Subscribers could not make or receive calls, send or receive SMS, access internet services and most importantly, could not access EcoCash, the mobile money service. Lack of access to EcoCash is most significant because it is the de facto cash in Zimbabwe’s cashless economy.
The telecoms giant has blamed the persistent load shedding by Zimbabwe’s power utility, ZESA. Econet says there was a fault with the generators supporting the network during power outages. Econet says the problem has been solved and connectivity is gradually being restored across the country.
In light of this, Econet’s founder and Zimbabwe’s most decorated entrepreneur, Strive Masiyiwa has commented:
Why I hate corruption!

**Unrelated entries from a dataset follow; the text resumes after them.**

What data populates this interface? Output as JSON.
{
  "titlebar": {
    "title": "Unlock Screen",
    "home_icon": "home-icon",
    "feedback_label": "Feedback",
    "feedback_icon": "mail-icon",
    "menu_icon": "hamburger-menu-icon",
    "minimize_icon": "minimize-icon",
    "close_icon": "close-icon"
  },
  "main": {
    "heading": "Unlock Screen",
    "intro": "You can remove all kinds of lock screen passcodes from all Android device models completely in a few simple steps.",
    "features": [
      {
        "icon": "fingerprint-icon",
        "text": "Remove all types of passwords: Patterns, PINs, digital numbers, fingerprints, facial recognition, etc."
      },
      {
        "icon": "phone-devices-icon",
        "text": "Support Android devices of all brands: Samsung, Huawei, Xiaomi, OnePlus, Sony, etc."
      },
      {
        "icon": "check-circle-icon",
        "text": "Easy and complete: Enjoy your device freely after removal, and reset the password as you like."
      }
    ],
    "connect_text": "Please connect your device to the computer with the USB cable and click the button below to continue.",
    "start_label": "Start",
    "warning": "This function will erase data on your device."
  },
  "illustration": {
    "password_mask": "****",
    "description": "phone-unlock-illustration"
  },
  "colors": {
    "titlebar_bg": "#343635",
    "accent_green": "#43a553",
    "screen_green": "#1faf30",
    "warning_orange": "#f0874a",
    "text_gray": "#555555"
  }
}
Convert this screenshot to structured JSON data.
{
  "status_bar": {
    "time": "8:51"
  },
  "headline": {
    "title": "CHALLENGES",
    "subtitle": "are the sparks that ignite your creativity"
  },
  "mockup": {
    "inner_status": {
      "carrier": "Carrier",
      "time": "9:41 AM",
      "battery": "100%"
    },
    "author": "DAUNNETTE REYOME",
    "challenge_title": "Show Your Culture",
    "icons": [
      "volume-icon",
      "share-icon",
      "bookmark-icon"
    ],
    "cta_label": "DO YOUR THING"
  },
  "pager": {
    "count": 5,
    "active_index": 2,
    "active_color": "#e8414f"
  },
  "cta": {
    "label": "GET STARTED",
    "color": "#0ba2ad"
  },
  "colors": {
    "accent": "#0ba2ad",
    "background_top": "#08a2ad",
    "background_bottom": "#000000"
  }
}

In about 2007, as Zimbabwe lurched into hyper inflation, and foreign currency disappeared, our local management were faced with a big, big problem:
The cell phone network is one of the biggest single consumer of electricity in the country. Over 10MW distributed nationally. Base stations were collapsing, and service was degrading on a daily basis.
The management travelled to SA to meet the board and discuss an emergency solution:
We brought in experts including many former engineers of the national power company [ZESA] to try and understand what could be done.
There is no problem without a solution, if you bring in the right people!
Finally we came up with a plan, and we asked the CEO of Econet Zimbabwe to present it to the management of ZESA:
The plan would have unlocked over $250m in loans guaranteed by us, and over 500MW of power. It would have seen the country able to build new facilities.
The response from the ZESA management [at the time] was scandalous!
They told us: “since you are not popular with government, they will not listen to you. Let’s form a private company with some of our own executives, and you can lend money to that company secretly!”
One even proposed his brother as a director of such a company!
I was stunned when I heard.
Next we approached the power regulator, and asked for an independent license to produce power. They told us that they had already given licenses to people who had not built, so they could not issue another license, even though they appreciated, we could build!
And guess what?!
The politically connected guys who had licenses were then tipped off, and they came rushing to see us, with the most ludicrous corrupt proposals:
“You provide 100% funding, and give me 51% for free” one demanded.
One guy even flew to SA in a bid to see me personally!
I refused to even see him!
Our board withdrew the efforts, and we just gritted our teeth to weather the storm.
We were forced to shut down large sections of our network.
Sad!Post published in: Business